Baltimore County Executive Kevin Kamenetz died before learning the truth.
The 60-year-old gubernatorial hopeful took pride in and was focused on every task he undertook, family and friends said, including a garden plot he tilled and from which he gleefully plucked ripe tomatoes and crunchy cucumbers.
The pumpkins, however, weren’t doing so well.
But then one day, a plump orange gourd appeared in the patch to Kamenetz’s great delight. He couldn’t help but share photos on social media and tell his friends. What Kamenetz never found out was that his wife, Jill — propelled by a mix of pity and expected amusement — had bought the pumpkin and carefully placed it among the vines.
Not she nor her two teenage sons ever got the chance to reveal their caper to their father and laugh about it, recalled Rabbi Andrew Busch during a funeral for Kamenetz at the Baltimore Hebrew Congregation in Pikesville.
The county executive suffered a cardiac arrest at his Owings Mills home on Thursday and died within a few hours at a hospital.
It was a swift and shocking demise for a career politician with aspirations for Maryland governor, a man who put most of his energy in the past year into a grueling campaign schedule that had Kamenetz crisscrossing the state from forum to fundraiser and back home.
“I told him, ‘This campaign is killing you,’ ” Jill Kamenetz told more than 500 political leaders, friends and family members gathered around her husband’s flag-draped coffin. The Kamenetzes had postponed family celebrations until after the election, a decision she said she now regrets.
Two of his closest friends eulogized Kamenetz, stunned they were standing amid a crowd of mourners. “We shouldn’t be here today,” said Charles Klein, a former campaign treasurer for Kamenetz who met him when they were both members of the Young Democrats in college.
Fellow attorney Rob Hoffman described Kamenetz as an extremely confident man who enjoyed a good debate and often offered unsolicited but salient advice. No matter how busy he became, Kamenetz pushed everything off his schedule to take his boys to school every morning.

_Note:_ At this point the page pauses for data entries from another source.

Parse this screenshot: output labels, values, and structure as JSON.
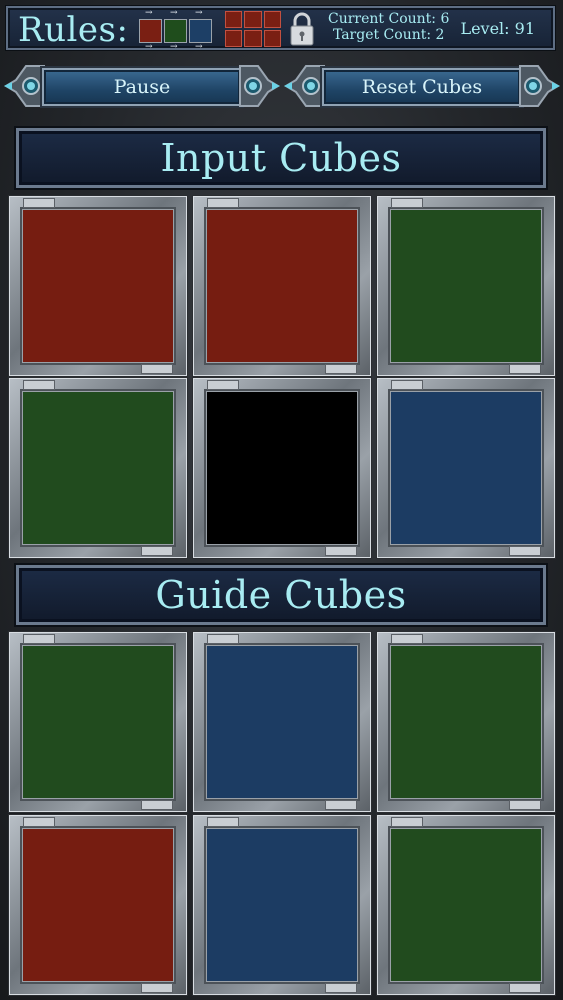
{
  "header": {
    "rules_label": "Rules:",
    "rule_colors": [
      "#7a1f13",
      "#1f4d1c",
      "#1d3f66"
    ],
    "current_count": "Current Count: 6",
    "target_count": "Target Count: 2",
    "level": "Level: 91",
    "lock_icon": "padlock-icon"
  },
  "buttons": {
    "pause": "Pause",
    "reset": "Reset Cubes"
  },
  "sections": {
    "input_title": "Input Cubes",
    "guide_title": "Guide Cubes"
  },
  "colors": {
    "red": "#761d11",
    "green": "#214b1e",
    "blue": "#1c3c63",
    "black": "#000000",
    "title_text": "#a8ecf2"
  },
  "input_cubes": [
    "red",
    "red",
    "green",
    "green",
    "black",
    "blue"
  ],
  "guide_cubes": [
    "green",
    "blue",
    "green",
    "red",
    "blue",
    "green"
  ]
}
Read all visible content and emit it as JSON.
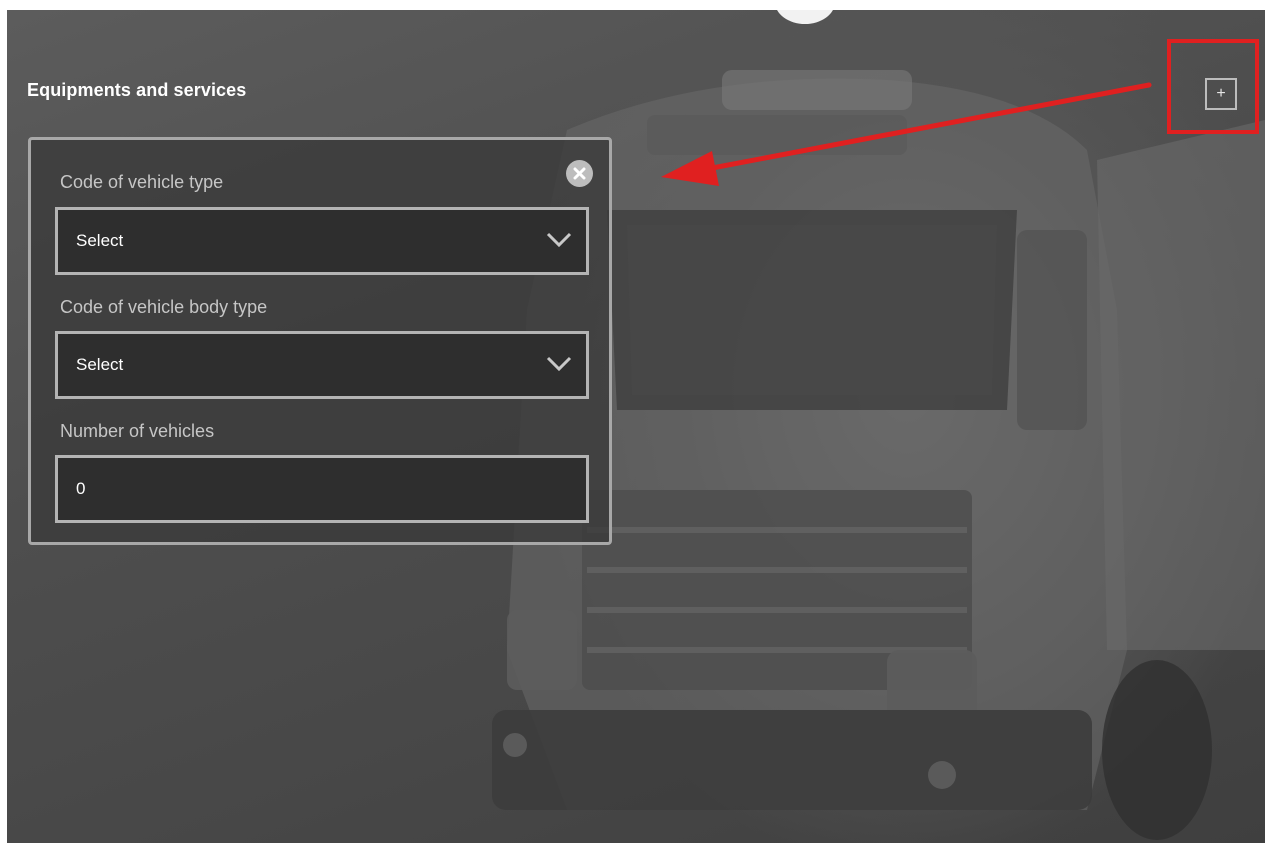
{
  "section": {
    "title": "Equipments and services"
  },
  "add_button": {
    "label": "+"
  },
  "form": {
    "vehicle_type": {
      "label": "Code of vehicle type",
      "value": "Select"
    },
    "vehicle_body_type": {
      "label": "Code of vehicle body type",
      "value": "Select"
    },
    "number_of_vehicles": {
      "label": "Number of vehicles",
      "value": "0"
    }
  },
  "icons": {
    "close": "close-icon",
    "chevron": "chevron-down-icon",
    "add": "plus-icon"
  },
  "colors": {
    "annotation": "#e02020",
    "panel_border": "#a8a8a8",
    "field_background": "#2e2e2e"
  }
}
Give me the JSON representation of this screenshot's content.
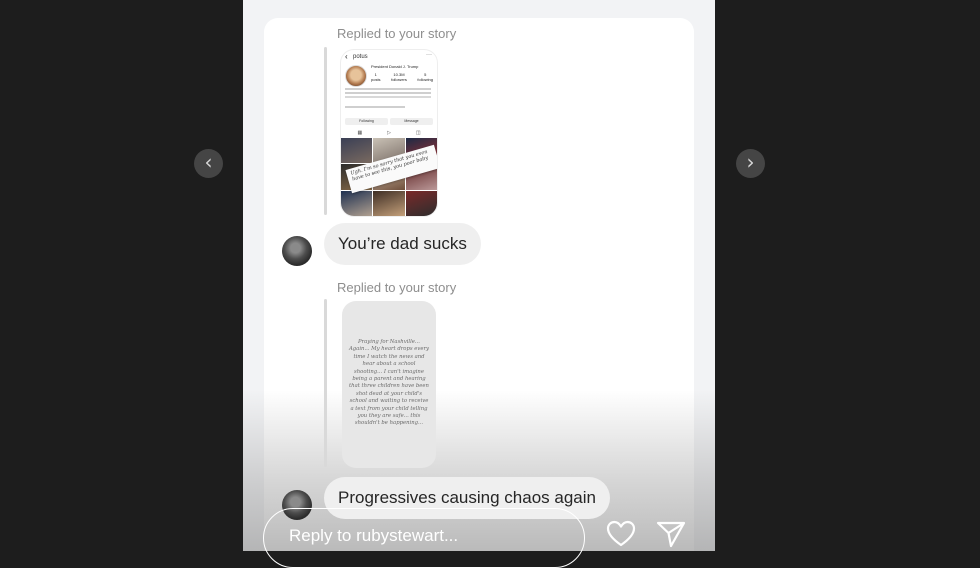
{
  "thread": {
    "messages": [
      {
        "type": "story_reply",
        "label": "Replied to your story"
      },
      {
        "type": "text",
        "text": "You’re dad sucks"
      },
      {
        "type": "story_reply",
        "label": "Replied to your story"
      },
      {
        "type": "text",
        "text": "Progressives causing chaos again"
      }
    ]
  },
  "story1": {
    "handle": "potus",
    "name": "President Donald J. Trump",
    "stats": [
      {
        "value": "1",
        "label": "posts"
      },
      {
        "value": "10.3M",
        "label": "followers"
      },
      {
        "value": "5",
        "label": "following"
      }
    ],
    "buttons": [
      "Following",
      "Message"
    ],
    "note": "Ugh. I'm so sorry that you even have to see this, you poor baby"
  },
  "story2": {
    "text": "Praying for Nashville... Again... My heart drops every time I watch the news and hear about a school shooting... I can't imagine being a parent and hearing that three children have been shot dead at your child's school and waiting to receive a text from your child telling you they are safe... this shouldn't be happening..."
  },
  "composer": {
    "placeholder": "Reply to rubystewart..."
  },
  "icons": {
    "prev": "chevron-left-icon",
    "next": "chevron-right-icon",
    "like": "heart-icon",
    "send": "send-icon"
  },
  "colors": {
    "background": "#1d1d1d",
    "bubble": "#efefef",
    "meta_text": "#8e8e8e"
  }
}
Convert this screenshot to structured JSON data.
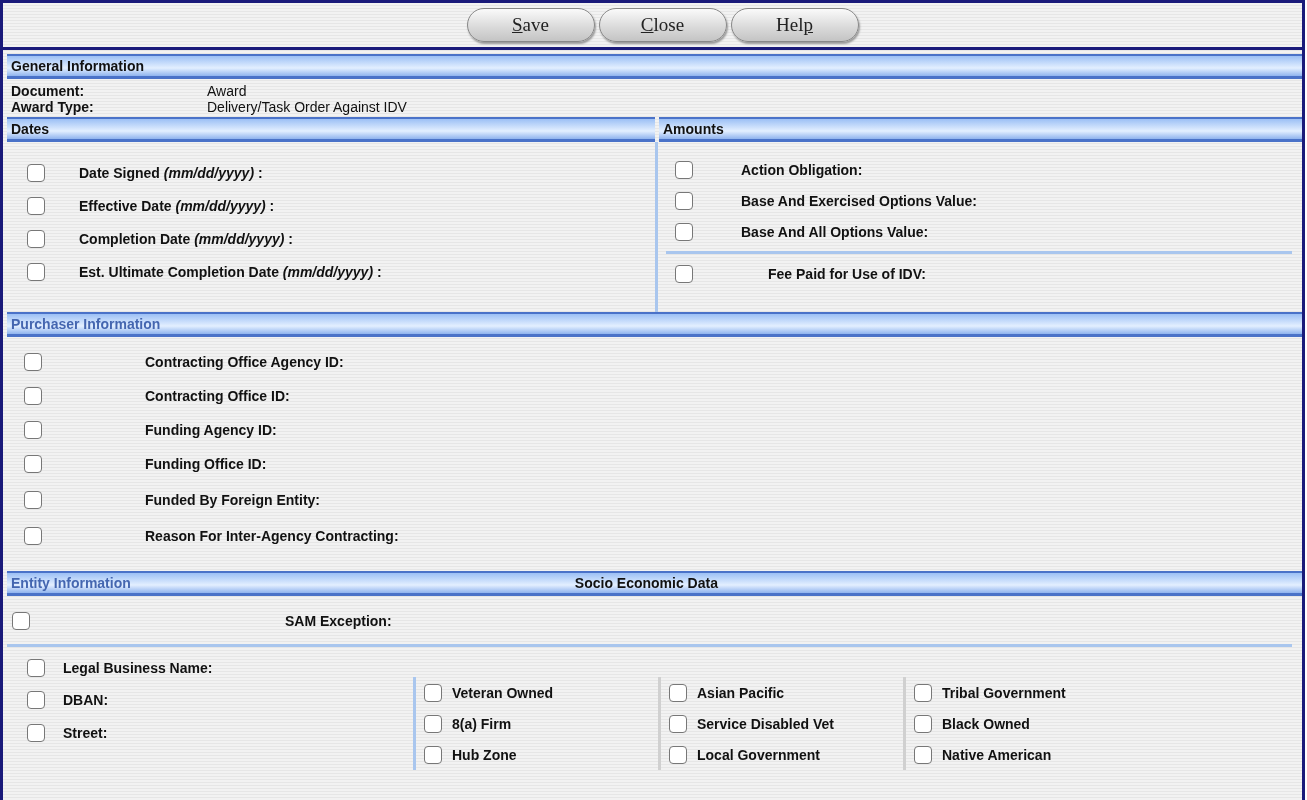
{
  "toolbar": {
    "buttons": [
      {
        "accesskey": "S",
        "rest": "ave"
      },
      {
        "accesskey": "C",
        "rest": "lose"
      },
      {
        "lead": "Hel",
        "accesskey": "p"
      }
    ]
  },
  "general": {
    "title": "General Information",
    "dimmed": false,
    "rows": [
      {
        "label": "Document:",
        "value": "Award"
      },
      {
        "label": "Award Type:",
        "value": "Delivery/Task Order Against IDV"
      }
    ]
  },
  "dates": {
    "title": "Dates",
    "dimmed": false,
    "fields": [
      {
        "label": "Date Signed *(mm/dd/yyyy)* :",
        "checked": false
      },
      {
        "label": "Effective Date *(mm/dd/yyyy)* :",
        "checked": false
      },
      {
        "label": "Completion Date *(mm/dd/yyyy)* :",
        "checked": false
      },
      {
        "label": "Est. Ultimate Completion Date *(mm/dd/yyyy)* :",
        "checked": false
      }
    ]
  },
  "amounts": {
    "title": "Amounts",
    "dimmed": false,
    "fields": [
      {
        "label": "Action Obligation:",
        "checked": false
      },
      {
        "label": "Base And Exercised Options Value:",
        "checked": false
      },
      {
        "label": "Base And All Options Value:",
        "checked": false
      }
    ],
    "fee": {
      "label": "Fee Paid for Use of IDV:",
      "checked": false
    }
  },
  "purchaser": {
    "title": "Purchaser Information",
    "dimmed": true,
    "fields": [
      {
        "label": "Contracting Office Agency ID:",
        "checked": false
      },
      {
        "label": "Contracting Office ID:",
        "checked": false
      },
      {
        "label": "Funding Agency ID:",
        "checked": false
      },
      {
        "label": "Funding Office ID:",
        "checked": false
      },
      {
        "label": "Funded By Foreign Entity:",
        "checked": false
      },
      {
        "label": "Reason For Inter-Agency Contracting:",
        "checked": false
      }
    ]
  },
  "entity": {
    "title": "Entity Information",
    "dimmed": true,
    "subtitle": "Socio Economic Data",
    "sam": {
      "label": "SAM Exception:",
      "checked": false
    },
    "fields": [
      {
        "label": "Legal Business Name:",
        "checked": false
      },
      {
        "label": "DBAN:",
        "checked": false
      },
      {
        "label": "Street:",
        "checked": false
      }
    ],
    "socio_columns": [
      [
        {
          "label": "Veteran Owned",
          "checked": false
        },
        {
          "label": "8(a) Firm",
          "checked": false
        },
        {
          "label": "Hub Zone",
          "checked": false
        }
      ],
      [
        {
          "label": "Asian Pacific",
          "checked": false
        },
        {
          "label": "Service Disabled Vet",
          "checked": false
        },
        {
          "label": "Local Government",
          "checked": false
        }
      ],
      [
        {
          "label": "Tribal Government",
          "checked": false
        },
        {
          "label": "Black Owned",
          "checked": false
        },
        {
          "label": "Native American",
          "checked": false
        }
      ]
    ]
  }
}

“I owe every aspect of who I am to him,” said Kamenetz’s oldest son, Karson. “I hope he died knowing he was my role model. I hope he died knowing I loved him endlessly.”
Kamenetz’s funeral brought together members of Maryland’s Republican and Democratic elite, including Democratic National Committee Chairman Tom Perez, Gov. Larry Hogan (R), Rep. C.A. Dutch Ruppersberger (D-Md.), Baltimore Mayor Catherine Pugh (D) and Sen. Benjamin L. Cardin (D-Md.) who delivered remarks calling his former colleague a “beloved member” of the state’s political family.
Mourners also included Kamenetz’s Democratic gubernatorial primary rivals — former NAACP leader Ben Jealous; Prince George’s County Executive Rushern L. Baker III; state Sen. Richard Madaleno (D-Montgomery); Krishanti Vignarajah, a former policy adviser to first lady Michelle Obama; tech entrepreneur Alec Ross and lawyer Jim Shea.
The crowded field of Democratic hopefuls are vying for the party nomination to challenge incumbent Hogan in November. His unexpected death will shift the dynamics of the June 26 primary.
He had amassed more money than the rest of the field, according to most recent campaign finance reports, and was poised to launch television ads in the Baltimore and Washington suburbs during the final two weeks of the race.
The county executive staked his candidacy on his track record in Baltimore County, where he grew up. As a teenager, he worked the cash register in his father’s drugstore in Overlea, Md.. He was elected county executive in 2010 and was nearing the end of his second term.
Kamenetz was also remembered as an intelligent and moral politician guided by his Jewish faith to make fair decisions that would benefit all county residents, friends said. He toiled in his garden the same way he led his constituents, friends said, with care, passion and sincere affection for the work and a willingness to roll up his sleeves. And he did the work because Kamenetz wanted his sons to inherit a better future, friends said.
“He was much more proud of you three,” said Klein, facing Kamenetz’s wife and sons in the front pew, “than he was of any of his political accomplishments.”
Correction: Earlier versions of this article gave an incorrect location for the grocery store owned by Kevin Kamenetz’s father. It was in Overlea, Md. The article has been corrected.